**EXERCISE PROMPT:** The data below should be copied over with complete accuracy.

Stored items

○ ○ ○ ○ ○

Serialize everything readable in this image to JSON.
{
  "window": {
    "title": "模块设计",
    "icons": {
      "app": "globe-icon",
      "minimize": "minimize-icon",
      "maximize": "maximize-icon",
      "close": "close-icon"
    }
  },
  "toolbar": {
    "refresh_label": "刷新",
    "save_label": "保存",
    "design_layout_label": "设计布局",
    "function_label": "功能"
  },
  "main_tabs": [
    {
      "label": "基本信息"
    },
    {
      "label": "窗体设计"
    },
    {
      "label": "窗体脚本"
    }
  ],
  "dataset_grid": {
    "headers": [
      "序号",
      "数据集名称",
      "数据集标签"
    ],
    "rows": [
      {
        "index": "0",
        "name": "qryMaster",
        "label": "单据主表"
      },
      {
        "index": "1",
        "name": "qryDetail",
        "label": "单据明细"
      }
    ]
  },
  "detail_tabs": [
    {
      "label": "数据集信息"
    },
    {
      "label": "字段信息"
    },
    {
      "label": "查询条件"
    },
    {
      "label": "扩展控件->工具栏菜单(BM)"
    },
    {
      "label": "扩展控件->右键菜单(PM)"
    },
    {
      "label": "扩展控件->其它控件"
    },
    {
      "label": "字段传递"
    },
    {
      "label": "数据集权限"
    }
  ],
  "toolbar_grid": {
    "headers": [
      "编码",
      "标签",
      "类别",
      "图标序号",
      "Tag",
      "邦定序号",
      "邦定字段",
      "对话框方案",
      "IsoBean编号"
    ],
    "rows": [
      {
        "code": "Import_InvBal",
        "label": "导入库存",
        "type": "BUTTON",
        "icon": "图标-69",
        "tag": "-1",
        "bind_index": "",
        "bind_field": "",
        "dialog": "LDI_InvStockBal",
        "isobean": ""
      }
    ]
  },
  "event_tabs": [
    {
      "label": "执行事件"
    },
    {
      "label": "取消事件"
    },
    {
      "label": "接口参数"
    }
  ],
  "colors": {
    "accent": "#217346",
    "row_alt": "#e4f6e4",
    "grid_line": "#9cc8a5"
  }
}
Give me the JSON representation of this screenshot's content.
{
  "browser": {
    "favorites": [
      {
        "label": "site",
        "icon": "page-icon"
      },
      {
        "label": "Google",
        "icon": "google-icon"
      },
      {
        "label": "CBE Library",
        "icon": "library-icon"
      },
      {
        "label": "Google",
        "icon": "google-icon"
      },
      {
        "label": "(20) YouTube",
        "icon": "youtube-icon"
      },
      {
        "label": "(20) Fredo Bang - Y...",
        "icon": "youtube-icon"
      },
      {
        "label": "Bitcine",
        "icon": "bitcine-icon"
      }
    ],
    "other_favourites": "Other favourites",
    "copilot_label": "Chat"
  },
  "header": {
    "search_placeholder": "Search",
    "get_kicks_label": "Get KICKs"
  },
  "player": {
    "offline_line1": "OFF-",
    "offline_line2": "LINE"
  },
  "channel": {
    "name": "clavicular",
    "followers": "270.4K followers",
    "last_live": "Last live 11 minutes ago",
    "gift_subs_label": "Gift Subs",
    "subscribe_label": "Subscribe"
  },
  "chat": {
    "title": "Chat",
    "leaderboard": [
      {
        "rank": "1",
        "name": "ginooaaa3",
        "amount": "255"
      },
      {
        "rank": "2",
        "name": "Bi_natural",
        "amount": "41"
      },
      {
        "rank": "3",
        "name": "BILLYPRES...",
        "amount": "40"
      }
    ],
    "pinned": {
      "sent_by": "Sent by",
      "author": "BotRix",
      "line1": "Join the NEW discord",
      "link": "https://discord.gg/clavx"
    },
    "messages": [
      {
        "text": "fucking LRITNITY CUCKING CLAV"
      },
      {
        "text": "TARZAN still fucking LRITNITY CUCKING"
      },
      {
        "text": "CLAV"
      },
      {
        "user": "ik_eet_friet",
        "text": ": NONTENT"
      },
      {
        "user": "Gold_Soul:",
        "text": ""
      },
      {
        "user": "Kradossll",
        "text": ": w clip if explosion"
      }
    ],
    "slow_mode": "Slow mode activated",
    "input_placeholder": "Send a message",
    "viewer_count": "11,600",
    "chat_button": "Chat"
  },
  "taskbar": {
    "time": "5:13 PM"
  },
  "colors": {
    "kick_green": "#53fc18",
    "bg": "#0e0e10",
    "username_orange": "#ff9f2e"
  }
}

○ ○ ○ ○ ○

**ANSWER SECTION:**
Serialize everything readable in this image to JSON.
{
  "window": {
    "title": "模块设计",
    "icons": {
      "app": "globe-icon",
      "minimize": "minimize-icon",
      "maximize": "maximize-icon",
      "close": "close-icon"
    }
  },
  "toolbar": {
    "refresh_label": "刷新",
    "save_label": "保存",
    "design_layout_label": "设计布局",
    "function_label": "功能"
  },
  "main_tabs": [
    {
      "label": "基本信息"
    },
    {
      "label": "窗体设计"
    },
    {
      "label": "窗体脚本"
    }
  ],
  "dataset_grid": {
    "headers": [
      "序号",
      "数据集名称",
      "数据集标签"
    ],
    "rows": [
      {
        "index": "0",
        "name": "qryMaster",
        "label": "单据主表"
      },
      {
        "index": "1",
        "name": "qryDetail",
        "label": "单据明细"
      }
    ]
  },
  "detail_tabs": [
    {
      "label": "数据集信息"
    },
    {
      "label": "字段信息"
    },
    {
      "label": "查询条件"
    },
    {
      "label": "扩展控件->工具栏菜单(BM)"
    },
    {
      "label": "扩展控件->右键菜单(PM)"
    },
    {
      "label": "扩展控件->其它控件"
    },
    {
      "label": "字段传递"
    },
    {
      "label": "数据集权限"
    }
  ],
  "toolbar_grid": {
    "headers": [
      "编码",
      "标签",
      "类别",
      "图标序号",
      "Tag",
      "邦定序号",
      "邦定字段",
      "对话框方案",
      "IsoBean编号"
    ],
    "rows": [
      {
        "code": "Import_InvBal",
        "label": "导入库存",
        "type": "BUTTON",
        "icon": "图标-69",
        "tag": "-1",
        "bind_index": "",
        "bind_field": "",
        "dialog": "LDI_InvStockBal",
        "isobean": ""
      }
    ]
  },
  "event_tabs": [
    {
      "label": "执行事件"
    },
    {
      "label": "取消事件"
    },
    {
      "label": "接口参数"
    }
  ],
  "colors": {
    "accent": "#217346",
    "row_alt": "#e4f6e4",
    "grid_line": "#9cc8a5"
  }
}
Give me the JSON representation of this screenshot's content.
{
  "browser": {
    "favorites": [
      {
        "label": "site",
        "icon": "page-icon"
      },
      {
        "label": "Google",
        "icon": "google-icon"
      },
      {
        "label": "CBE Library",
        "icon": "library-icon"
      },
      {
        "label": "Google",
        "icon": "google-icon"
      },
      {
        "label": "(20) YouTube",
        "icon": "youtube-icon"
      },
      {
        "label": "(20) Fredo Bang - Y...",
        "icon": "youtube-icon"
      },
      {
        "label": "Bitcine",
        "icon": "bitcine-icon"
      }
    ],
    "other_favourites": "Other favourites",
    "copilot_label": "Chat"
  },
  "header": {
    "search_placeholder": "Search",
    "get_kicks_label": "Get KICKs"
  },
  "player": {
    "offline_line1": "OFF-",
    "offline_line2": "LINE"
  },
  "channel": {
    "name": "clavicular",
    "followers": "270.4K followers",
    "last_live": "Last live 11 minutes ago",
    "gift_subs_label": "Gift Subs",
    "subscribe_label": "Subscribe"
  },
  "chat": {
    "title": "Chat",
    "leaderboard": [
      {
        "rank": "1",
        "name": "ginooaaa3",
        "amount": "255"
      },
      {
        "rank": "2",
        "name": "Bi_natural",
        "amount": "41"
      },
      {
        "rank": "3",
        "name": "BILLYPRES...",
        "amount": "40"
      }
    ],
    "pinned": {
      "sent_by": "Sent by",
      "author": "BotRix",
      "line1": "Join the NEW discord",
      "link": "https://discord.gg/clavx"
    },
    "messages": [
      {
        "text": "fucking LRITNITY CUCKING CLAV"
      },
      {
        "text": "TARZAN still fucking LRITNITY CUCKING"
      },
      {
        "text": "CLAV"
      },
      {
        "user": "ik_eet_friet",
        "text": ": NONTENT"
      },
      {
        "user": "Gold_Soul:",
        "text": ""
      },
      {
        "user": "Kradossll",
        "text": ": w clip if explosion"
      }
    ],
    "slow_mode": "Slow mode activated",
    "input_placeholder": "Send a message",
    "viewer_count": "11,600",
    "chat_button": "Chat"
  },
  "taskbar": {
    "time": "5:13 PM"
  },
  "colors": {
    "kick_green": "#53fc18",
    "bg": "#0e0e10",
    "username_orange": "#ff9f2e"
  }
}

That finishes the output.